Not only the middle class is hurting. About 25% of all Venezuelan families are living in “absolute poverty,” triple the percentage of five years ago, according to sociologist Isabel Pereira. The absolute poverty line is the income needed to buy essential food supplies, currently equivalent to about $77 a month for a family of five.

Unable to Stop Inflation

Inflation last year was 40% and is expected to be about the same this year. Oil revenues last year were $9 billion, down from $19 billion in 1980. Venezuela spent 46% of its total export earnings in 1987 to service its $30-billion foreign debt.

One man taking much of the blame for the current economic difficulties is President Jaime Lusinchi, who took office at the beginning of 1984 and has been unable to stop the ravages of inflation. His prestige has suffered additional erosion from a scandal centering on a politically powerful mistress and bitter divorce proceedings.


Lusinchi is dumping his wife for the mistress, Blanca Ibanez, who is also his official secretary and unofficial political adviser. Having a mistress is hardly scandalous in Venezuela, where it is widely admired as a sign of virility. But many Venezuelans object to the power and influence that Ibanez has gained from her relationship with the president.

“Blanca practically has Cabinet status,” observed a foreign diplomat.

Engulfed in Controversy

The scandal may have cost Lusinchi points in an unsuccessful bid to get his Democratic Action party to nominate former Interior Minister Octavio Lepage Barretto as its candidate for presidential elections scheduled Dec. 4. Lusinchi is barred by the constitution from succeeding himself.

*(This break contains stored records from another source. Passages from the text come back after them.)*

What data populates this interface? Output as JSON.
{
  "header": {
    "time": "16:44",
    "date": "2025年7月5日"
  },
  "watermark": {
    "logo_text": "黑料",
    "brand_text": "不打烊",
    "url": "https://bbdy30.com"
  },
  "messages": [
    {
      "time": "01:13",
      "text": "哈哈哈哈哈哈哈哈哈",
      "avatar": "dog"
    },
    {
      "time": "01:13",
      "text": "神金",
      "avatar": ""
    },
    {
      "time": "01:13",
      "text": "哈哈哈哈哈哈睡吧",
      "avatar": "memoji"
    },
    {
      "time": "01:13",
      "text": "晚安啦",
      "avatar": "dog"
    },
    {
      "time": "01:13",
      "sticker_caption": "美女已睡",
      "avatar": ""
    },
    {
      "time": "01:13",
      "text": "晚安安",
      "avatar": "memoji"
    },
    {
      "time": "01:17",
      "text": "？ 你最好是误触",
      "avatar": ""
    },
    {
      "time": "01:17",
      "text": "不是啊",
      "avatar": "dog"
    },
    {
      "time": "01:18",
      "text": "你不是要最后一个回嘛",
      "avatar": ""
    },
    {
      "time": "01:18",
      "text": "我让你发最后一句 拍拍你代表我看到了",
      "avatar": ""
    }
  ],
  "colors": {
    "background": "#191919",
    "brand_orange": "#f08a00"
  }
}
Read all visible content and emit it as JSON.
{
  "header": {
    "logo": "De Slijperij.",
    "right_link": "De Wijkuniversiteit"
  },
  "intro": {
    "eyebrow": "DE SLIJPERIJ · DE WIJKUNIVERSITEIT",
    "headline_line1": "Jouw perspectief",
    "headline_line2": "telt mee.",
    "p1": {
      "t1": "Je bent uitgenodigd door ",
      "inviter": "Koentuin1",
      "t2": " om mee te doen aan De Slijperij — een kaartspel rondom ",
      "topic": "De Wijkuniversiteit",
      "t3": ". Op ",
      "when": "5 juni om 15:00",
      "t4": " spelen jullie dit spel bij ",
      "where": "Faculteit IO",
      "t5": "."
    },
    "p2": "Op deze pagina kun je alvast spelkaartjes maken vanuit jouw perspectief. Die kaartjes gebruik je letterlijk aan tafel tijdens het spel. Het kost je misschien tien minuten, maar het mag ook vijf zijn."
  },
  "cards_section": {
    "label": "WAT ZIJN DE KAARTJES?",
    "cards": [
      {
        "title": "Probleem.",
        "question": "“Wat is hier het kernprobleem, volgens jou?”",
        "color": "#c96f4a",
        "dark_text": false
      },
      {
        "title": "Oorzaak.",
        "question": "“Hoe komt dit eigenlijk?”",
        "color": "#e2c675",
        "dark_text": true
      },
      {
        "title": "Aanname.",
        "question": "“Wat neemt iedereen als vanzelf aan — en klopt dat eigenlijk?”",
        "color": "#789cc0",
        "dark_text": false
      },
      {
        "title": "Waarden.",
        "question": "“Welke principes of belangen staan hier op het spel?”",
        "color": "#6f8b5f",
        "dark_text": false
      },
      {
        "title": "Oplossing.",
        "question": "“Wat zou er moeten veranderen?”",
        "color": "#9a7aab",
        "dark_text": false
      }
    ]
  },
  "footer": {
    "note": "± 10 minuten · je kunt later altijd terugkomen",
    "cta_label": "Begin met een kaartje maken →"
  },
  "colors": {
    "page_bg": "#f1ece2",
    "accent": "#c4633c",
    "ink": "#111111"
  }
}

Instead of Lepage, Democratic Action nominated former President Carlos Andres Perez, 66. When Perez left office in 1979, his administration was engulfed in controversy over heavy spending and corruption, but today he holds a strong lead in opinion polls.

Perez’s only serious competition is Eduardo Fernandez, 47, a Social Christian lawyer and economist. Fernandez has adopted a nickname, “The Tiger,” to pep up his image, but he lacks the personal appeal of Perez.

Fernandez’s party, known officially by the acronym COPEI, chose him as its candidate over former President Rafael Caldera, one of Venezuela’s most prestigious politicians, and Caldera so far has done little to help in the campaign. Fernandez also is handicapped by unkind memories of COPEI’s last administration, when President Luis Herrera Campins watched helplessly as the oil-price collapse devastated the Venezuelan economy early in the 1980s.

Both Parties Tainted

While corruption is an issue that taints both parties, its stain seems darkest at the moment on the Democratic Action party. When Perez was in power, a group of cronies known as the “12 Apostles” became notorious for questionable dealings. And under Lusinchi, a bureau of the Finance Ministry has been selling dollars to importers at a “preferential” exchange rate, which is less than half the free-market rate, and charging under-the-table fees.


“Everyone knows this is going on,” said a foreign diplomat. The fees are said to go into a political slush fund that party chieftains draw from.

Analysts say both parties are ruled by what are called cogollos , powerful cliques of 10 to 15 political bosses who make decisions behind the scenes and impose them on the party membership.

“The citizens are too far from the decision-making centers,” said Teodoro Petkoff, a former guerrilla who is the presidential candidate of Movement to Socialism, a small socialist party. “The decision centers are occupied by the parties.”

Only the president is more powerful than the cogollo . Checks and balances are weak or absent, vesting king-like authority in the five-year presidency.

‘A 5-Year Monarchy’

“In Venezuela, there is no representative democracy,” said Rodolfo Schmidt, editor of a daily economic newspaper. “What there is, is a five-year monarchy.”

It is the cogollo system and the centralization of power that reformers are most intent on changing. Presidential candidates Perez and Fernandez have vowed to support reforms, evidence that the movement for change has popular support. But skeptics predict that the cogollos will use all their power to prevent any changes that would take it away.